**WORK INSTRUCTION:** Where the word "text" appears in a line below, copy the whole line.

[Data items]
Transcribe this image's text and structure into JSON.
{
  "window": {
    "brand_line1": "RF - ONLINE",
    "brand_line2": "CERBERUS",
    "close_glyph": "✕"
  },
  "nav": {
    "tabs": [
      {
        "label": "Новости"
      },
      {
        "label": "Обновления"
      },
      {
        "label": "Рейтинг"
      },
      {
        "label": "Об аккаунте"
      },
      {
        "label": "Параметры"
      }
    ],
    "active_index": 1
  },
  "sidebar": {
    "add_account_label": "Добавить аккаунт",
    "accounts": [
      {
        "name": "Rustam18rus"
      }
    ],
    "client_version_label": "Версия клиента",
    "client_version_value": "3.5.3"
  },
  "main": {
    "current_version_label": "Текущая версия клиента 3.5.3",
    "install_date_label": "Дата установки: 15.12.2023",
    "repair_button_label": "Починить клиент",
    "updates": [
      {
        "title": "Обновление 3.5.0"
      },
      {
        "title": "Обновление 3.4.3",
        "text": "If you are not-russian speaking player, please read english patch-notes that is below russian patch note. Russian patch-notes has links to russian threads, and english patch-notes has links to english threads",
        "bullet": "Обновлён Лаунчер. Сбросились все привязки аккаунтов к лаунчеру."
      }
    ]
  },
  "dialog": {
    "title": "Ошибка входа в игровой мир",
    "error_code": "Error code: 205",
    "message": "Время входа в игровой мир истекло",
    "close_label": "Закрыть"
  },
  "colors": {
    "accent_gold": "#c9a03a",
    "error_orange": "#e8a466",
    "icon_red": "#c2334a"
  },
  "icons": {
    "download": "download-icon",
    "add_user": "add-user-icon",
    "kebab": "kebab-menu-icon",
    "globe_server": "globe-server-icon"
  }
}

**SOLUTION:**
Transcribe this image's text and structure into JSON.
        "text": "If you are not-russian speaking player, please read english patch-notes that is below russian patch note. Russian patch-notes has links to russian threads, and english patch-notes has links to english threads",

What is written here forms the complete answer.